_WORK TO COMPLETE_
In the records below, find every line with the word "group" and copy it.
━━━━━━━━
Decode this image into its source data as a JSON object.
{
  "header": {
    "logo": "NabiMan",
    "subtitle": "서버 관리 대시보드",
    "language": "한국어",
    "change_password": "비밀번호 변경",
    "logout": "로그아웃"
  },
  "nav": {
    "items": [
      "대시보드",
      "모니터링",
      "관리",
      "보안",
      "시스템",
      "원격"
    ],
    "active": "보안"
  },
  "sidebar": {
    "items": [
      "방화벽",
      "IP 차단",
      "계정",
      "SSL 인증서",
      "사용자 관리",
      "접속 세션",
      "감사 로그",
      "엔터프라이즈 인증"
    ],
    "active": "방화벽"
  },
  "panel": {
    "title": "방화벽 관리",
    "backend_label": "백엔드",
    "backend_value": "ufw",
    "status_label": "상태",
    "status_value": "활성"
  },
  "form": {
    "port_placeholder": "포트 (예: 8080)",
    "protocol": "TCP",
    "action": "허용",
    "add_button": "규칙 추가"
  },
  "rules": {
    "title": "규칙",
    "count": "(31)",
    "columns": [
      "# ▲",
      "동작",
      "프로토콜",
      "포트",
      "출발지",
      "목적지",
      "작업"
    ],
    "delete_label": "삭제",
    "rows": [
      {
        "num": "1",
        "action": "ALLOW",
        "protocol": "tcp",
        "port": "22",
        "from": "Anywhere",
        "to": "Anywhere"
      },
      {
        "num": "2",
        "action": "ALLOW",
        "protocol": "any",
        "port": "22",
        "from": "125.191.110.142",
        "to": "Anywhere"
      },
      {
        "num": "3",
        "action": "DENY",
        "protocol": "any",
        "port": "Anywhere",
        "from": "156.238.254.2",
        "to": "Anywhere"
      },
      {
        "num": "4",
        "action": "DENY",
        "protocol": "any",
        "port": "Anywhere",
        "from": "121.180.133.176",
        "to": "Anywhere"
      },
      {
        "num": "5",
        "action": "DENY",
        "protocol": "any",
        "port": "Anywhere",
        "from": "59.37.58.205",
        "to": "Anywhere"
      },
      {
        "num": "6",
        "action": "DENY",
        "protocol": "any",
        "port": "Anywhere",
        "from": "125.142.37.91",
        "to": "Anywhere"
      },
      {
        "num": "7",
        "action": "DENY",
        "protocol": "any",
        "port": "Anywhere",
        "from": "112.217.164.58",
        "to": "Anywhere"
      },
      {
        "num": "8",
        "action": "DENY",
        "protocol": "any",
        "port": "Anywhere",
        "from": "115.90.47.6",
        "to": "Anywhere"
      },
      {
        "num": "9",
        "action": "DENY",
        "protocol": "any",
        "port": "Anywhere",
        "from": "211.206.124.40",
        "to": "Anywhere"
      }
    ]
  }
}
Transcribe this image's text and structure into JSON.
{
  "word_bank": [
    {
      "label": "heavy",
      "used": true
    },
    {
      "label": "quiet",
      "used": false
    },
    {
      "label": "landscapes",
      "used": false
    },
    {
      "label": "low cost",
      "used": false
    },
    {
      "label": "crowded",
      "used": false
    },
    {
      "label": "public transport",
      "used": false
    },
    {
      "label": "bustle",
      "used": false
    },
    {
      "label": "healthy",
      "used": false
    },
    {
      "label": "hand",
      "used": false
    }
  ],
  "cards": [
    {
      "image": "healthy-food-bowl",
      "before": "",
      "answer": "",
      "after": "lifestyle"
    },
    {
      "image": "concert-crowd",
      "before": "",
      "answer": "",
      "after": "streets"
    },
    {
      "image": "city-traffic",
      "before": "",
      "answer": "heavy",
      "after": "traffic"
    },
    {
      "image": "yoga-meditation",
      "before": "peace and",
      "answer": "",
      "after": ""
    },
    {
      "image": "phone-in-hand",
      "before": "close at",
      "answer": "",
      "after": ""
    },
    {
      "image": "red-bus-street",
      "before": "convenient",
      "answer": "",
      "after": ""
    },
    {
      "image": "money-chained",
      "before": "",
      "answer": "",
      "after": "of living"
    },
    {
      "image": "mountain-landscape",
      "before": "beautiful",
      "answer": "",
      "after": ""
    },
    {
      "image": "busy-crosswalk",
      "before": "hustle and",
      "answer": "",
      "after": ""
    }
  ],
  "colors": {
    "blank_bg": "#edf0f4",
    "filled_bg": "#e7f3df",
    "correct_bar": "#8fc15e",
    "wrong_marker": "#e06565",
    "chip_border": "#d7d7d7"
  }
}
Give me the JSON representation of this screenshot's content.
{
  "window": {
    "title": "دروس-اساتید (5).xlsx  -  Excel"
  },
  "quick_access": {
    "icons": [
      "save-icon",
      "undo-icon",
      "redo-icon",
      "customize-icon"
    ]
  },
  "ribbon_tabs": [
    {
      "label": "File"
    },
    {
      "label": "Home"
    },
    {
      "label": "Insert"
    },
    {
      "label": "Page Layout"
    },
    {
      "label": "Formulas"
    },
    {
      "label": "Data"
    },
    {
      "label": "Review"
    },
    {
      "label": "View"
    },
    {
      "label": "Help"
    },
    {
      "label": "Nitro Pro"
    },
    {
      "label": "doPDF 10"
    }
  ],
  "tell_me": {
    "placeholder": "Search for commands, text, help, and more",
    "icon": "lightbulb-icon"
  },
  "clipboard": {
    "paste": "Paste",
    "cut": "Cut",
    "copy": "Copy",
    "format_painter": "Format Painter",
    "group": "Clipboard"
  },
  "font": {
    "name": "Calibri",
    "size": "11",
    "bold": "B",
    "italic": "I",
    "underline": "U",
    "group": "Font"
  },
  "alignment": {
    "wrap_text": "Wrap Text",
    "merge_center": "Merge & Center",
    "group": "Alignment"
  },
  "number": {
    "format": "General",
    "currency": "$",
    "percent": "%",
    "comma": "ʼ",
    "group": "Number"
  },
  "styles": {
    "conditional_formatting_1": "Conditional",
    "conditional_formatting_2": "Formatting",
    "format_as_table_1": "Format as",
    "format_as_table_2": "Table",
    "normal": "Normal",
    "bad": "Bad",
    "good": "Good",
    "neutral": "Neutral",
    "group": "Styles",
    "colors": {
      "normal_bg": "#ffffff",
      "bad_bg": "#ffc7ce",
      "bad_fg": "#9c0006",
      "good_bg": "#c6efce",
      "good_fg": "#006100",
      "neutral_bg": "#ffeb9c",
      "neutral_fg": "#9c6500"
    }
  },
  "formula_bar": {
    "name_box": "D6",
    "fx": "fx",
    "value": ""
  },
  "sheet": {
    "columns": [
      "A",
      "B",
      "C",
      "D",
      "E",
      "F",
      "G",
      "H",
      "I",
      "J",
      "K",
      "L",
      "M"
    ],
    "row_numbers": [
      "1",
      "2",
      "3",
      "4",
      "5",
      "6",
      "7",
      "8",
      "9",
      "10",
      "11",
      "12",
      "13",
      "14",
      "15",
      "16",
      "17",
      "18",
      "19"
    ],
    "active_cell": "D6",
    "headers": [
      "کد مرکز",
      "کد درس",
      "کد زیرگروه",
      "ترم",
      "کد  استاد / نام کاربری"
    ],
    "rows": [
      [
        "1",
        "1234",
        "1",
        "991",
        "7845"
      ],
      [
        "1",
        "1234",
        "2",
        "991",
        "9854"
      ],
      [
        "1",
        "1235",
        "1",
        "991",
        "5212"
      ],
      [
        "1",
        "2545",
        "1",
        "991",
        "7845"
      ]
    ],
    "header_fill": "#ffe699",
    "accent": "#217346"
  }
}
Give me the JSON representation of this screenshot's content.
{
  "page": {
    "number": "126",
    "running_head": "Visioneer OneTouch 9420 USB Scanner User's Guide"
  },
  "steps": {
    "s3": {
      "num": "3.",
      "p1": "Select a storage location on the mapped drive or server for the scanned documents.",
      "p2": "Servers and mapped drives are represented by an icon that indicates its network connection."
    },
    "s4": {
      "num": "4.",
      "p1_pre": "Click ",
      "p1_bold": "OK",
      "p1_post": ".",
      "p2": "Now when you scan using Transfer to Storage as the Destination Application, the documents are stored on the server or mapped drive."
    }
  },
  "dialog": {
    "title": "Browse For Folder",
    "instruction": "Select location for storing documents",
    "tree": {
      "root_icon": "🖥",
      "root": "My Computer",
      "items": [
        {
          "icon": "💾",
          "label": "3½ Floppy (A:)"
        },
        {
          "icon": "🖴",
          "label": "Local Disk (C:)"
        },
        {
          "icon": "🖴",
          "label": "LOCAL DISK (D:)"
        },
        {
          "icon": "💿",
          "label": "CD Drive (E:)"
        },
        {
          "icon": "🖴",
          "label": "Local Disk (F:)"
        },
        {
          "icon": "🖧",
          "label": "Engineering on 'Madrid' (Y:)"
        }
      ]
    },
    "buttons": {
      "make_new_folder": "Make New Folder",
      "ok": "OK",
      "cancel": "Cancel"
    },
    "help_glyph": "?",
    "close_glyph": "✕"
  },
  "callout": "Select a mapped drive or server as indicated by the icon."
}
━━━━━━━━
_ANSWER BELOW_
    "group": "Clipboard"
    "group": "Font"
    "group": "Alignment"
    "group": "Number"
    "group": "Styles",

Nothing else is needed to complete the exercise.